It is likely that the diet of our earliest ancestors was similar to the diet of modern chimpanzees: largely vegetarian but with some insects and a little meat, too. Then about 2.6 million years ago, it seems as though there was an expansion in the diet, with some hominids eating meat and marrow from large animals. This was Homo erectus, who came before Homo sapiens, and it is believed that the consumption of energy-dense meat increased their brain size and speeded up evolution.
So, what do scientists say today about animal consumption? Nutritionists and doctors say we don’t need it, and that the risk of many of our most fatal diseases would be reduced if we didn’t eat it. Public health researchers add that three-quarters of emerging infectious diseases in people are due to animals, and that if we didn’t kill and eat wild animals, or farm domesticated ones, that risk would be reduced.
And, although some people see science as being opposite to religion, it is interesting to note that psychologists think that people’s willingness to eat meat is linked to their belief in a hierarchy – with humans at the top and animals at the bottom – a paradigm long-taught by certain religions. Such a hierarchical worldview is increasingly being seen as responsible for the systemic racism and sexism in many societies today. When we create a hierarchy of worth among sentient beings, it serves to legitimize the abuse of those perceived to be lower down the ranking by those higher up. If instead we saw all sentient beings as having the same moral worth, such systemic abuse would end.
Our brains may have expanded due to eating meat but 2.6 million years is a long time and things change! Research now shows that the smartest people tend to become vegetarian, and that vegans have a reduced risk of suffering many of today’s most serious diseases. So, while eating meat may have helped create us, the meat habit may no longer be serving us.
Whether we are a person of science or faith or both, we are being encouraged to look again at our role on this planet. We may have been taught that dominion gives us a right to do whatever we want, but a closer reading of the scripture yields a different conclusion. We might drink milk because Lord Krishna did, though he never saw or supported the profound suffering that is inherent in today’s dairy industry.
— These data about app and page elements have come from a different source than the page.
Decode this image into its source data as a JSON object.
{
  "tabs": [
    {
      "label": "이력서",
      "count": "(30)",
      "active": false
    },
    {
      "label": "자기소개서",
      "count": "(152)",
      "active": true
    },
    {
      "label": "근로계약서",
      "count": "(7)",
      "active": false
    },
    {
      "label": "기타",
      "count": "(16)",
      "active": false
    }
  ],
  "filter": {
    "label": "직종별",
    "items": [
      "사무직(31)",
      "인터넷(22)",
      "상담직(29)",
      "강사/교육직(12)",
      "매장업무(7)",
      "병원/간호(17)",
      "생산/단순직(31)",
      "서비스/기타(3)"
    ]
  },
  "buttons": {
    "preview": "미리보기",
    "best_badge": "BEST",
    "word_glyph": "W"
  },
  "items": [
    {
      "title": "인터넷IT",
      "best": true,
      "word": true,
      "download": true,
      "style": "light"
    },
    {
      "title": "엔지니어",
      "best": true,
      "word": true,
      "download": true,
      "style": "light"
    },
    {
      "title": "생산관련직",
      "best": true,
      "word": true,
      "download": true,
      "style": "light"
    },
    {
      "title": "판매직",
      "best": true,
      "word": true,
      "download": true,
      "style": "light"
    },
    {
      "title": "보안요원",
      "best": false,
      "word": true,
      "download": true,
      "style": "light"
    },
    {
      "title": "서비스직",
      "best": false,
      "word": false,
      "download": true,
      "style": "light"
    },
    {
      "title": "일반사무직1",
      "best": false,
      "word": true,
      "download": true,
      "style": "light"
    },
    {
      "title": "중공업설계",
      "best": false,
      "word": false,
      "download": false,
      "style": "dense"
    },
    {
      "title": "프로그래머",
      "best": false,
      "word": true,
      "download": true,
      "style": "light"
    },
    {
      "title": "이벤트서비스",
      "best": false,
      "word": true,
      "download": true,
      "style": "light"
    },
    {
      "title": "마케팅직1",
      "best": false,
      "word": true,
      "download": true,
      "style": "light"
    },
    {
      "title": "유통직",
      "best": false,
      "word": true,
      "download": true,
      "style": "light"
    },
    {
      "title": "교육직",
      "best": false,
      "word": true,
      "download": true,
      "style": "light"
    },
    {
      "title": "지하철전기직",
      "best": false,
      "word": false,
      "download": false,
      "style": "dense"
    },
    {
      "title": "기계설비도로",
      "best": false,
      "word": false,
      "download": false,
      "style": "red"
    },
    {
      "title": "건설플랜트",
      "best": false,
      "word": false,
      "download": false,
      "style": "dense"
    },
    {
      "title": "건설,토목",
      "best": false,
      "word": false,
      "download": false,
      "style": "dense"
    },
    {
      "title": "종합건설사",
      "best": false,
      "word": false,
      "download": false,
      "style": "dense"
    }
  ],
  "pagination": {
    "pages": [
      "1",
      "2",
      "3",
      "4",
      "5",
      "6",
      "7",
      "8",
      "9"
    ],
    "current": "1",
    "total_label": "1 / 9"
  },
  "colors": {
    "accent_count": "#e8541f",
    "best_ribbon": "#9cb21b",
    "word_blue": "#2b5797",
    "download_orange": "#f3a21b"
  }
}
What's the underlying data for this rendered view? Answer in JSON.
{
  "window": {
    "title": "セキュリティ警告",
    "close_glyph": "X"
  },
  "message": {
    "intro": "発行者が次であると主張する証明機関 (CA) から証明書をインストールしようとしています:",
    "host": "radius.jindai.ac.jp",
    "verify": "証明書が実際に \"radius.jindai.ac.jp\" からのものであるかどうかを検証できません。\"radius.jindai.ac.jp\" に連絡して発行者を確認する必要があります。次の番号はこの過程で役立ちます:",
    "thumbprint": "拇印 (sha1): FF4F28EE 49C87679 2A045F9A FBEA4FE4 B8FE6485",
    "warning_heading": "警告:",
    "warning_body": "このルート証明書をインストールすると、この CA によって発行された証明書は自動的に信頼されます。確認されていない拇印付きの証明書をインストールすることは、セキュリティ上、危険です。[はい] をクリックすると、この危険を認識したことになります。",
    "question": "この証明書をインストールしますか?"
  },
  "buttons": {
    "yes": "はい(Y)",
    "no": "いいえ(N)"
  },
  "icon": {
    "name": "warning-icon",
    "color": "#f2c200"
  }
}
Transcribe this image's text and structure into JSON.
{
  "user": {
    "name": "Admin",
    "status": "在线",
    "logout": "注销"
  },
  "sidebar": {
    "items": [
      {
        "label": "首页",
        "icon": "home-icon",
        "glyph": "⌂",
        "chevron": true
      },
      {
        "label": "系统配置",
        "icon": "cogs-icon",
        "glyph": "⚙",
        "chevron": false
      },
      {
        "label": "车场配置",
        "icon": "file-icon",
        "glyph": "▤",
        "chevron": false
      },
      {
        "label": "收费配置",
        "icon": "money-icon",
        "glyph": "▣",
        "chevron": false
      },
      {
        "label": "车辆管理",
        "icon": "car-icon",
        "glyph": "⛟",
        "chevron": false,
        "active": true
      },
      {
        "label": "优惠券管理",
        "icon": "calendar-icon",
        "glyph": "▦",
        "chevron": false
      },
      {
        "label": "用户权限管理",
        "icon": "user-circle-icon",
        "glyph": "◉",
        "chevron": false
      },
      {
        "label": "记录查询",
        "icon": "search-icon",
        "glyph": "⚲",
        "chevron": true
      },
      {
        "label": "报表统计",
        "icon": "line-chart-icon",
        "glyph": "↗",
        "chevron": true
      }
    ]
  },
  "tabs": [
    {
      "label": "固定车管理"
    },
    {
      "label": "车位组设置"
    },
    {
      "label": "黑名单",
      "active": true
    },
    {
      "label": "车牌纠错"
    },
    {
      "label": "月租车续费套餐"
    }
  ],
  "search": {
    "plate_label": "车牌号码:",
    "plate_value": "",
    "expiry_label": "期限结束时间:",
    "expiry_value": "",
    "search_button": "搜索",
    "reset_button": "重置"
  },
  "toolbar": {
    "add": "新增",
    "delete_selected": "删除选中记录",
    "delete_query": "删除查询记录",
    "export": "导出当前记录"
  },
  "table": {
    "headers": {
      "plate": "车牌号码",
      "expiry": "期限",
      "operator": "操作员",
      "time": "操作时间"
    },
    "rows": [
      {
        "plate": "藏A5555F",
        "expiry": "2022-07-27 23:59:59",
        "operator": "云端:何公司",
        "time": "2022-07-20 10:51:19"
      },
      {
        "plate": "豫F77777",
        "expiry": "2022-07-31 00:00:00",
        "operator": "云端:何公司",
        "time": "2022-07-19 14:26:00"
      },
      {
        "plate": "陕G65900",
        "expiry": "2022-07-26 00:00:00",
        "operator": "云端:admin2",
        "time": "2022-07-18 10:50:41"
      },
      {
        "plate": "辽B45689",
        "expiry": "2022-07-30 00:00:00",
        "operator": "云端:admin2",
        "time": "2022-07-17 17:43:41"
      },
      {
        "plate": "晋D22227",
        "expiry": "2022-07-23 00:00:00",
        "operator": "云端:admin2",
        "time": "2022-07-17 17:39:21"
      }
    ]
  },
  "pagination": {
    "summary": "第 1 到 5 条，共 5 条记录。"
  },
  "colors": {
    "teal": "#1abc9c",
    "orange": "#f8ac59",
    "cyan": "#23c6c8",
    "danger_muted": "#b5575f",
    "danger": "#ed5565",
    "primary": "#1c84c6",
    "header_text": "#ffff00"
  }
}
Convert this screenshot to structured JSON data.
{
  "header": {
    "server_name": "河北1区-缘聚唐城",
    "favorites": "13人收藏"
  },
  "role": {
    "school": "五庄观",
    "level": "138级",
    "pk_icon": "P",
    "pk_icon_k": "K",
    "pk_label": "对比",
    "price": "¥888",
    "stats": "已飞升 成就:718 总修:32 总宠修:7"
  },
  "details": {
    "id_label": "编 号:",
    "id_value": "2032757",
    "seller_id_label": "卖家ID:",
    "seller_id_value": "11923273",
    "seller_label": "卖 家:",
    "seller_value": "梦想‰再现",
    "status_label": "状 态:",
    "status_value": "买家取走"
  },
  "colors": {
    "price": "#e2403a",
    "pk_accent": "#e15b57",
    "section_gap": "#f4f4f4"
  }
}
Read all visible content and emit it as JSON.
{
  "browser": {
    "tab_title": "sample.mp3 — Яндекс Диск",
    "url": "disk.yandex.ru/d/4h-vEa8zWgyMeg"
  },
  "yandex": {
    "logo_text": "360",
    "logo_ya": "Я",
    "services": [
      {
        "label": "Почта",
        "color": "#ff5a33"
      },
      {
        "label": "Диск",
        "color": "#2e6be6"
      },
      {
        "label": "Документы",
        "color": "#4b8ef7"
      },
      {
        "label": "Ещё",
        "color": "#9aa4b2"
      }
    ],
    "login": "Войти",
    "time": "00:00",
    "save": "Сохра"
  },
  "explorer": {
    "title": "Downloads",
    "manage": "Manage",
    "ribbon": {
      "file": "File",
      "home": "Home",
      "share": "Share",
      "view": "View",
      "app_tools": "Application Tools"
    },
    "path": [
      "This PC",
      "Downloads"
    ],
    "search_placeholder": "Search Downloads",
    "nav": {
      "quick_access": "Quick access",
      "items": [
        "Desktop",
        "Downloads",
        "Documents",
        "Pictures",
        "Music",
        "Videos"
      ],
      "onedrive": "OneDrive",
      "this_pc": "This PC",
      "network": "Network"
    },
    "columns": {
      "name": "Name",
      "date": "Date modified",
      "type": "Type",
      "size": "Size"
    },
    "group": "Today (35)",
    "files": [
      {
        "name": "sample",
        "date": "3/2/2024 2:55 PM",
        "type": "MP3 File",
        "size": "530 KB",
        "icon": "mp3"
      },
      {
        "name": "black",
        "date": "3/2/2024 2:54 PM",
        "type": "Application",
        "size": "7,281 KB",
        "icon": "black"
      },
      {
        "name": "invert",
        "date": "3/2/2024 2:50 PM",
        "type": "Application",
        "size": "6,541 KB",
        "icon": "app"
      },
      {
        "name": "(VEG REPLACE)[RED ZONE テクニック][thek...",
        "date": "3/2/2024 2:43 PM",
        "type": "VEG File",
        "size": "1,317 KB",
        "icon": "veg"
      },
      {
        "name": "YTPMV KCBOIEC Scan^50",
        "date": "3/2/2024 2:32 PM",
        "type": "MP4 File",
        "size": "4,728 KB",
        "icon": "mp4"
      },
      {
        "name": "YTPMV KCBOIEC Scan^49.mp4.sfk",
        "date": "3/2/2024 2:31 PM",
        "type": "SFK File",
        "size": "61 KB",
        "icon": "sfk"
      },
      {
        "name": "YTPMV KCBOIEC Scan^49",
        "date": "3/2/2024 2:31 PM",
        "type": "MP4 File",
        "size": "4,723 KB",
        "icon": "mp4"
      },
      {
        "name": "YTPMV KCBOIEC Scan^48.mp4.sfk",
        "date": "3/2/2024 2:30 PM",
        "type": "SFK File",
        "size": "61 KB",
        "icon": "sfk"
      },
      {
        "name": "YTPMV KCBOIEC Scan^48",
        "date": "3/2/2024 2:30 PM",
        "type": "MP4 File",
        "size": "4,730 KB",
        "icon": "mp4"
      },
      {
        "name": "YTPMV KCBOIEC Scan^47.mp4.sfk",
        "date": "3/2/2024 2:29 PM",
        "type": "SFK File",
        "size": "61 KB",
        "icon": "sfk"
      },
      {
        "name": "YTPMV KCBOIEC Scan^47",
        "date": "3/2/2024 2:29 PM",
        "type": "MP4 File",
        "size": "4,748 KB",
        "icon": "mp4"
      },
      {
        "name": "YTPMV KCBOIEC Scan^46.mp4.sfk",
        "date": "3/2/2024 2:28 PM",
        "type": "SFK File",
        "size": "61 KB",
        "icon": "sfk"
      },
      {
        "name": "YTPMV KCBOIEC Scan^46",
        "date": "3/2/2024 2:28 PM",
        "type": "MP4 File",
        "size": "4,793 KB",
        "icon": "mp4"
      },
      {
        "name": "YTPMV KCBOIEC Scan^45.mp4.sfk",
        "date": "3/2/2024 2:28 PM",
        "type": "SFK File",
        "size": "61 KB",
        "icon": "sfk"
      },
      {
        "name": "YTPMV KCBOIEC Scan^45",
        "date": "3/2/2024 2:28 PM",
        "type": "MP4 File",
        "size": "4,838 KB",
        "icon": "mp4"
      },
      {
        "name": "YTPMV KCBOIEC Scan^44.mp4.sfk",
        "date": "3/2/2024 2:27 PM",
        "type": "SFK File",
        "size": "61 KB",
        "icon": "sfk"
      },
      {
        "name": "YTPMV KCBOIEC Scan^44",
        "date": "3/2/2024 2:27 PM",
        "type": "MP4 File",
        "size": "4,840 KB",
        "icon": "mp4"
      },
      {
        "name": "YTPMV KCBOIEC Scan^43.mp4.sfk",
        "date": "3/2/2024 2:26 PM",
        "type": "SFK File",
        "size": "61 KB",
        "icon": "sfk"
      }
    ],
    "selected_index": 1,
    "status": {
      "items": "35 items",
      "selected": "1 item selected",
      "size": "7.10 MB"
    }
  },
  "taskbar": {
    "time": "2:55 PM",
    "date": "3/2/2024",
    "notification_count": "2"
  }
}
Whatever our beliefs, we can look again with an open mind and an open heart. We don’t have to be at the top of a hierarchy of abuse. We can live peaceably alongside our animal friends, and our lives will be all the richer for it.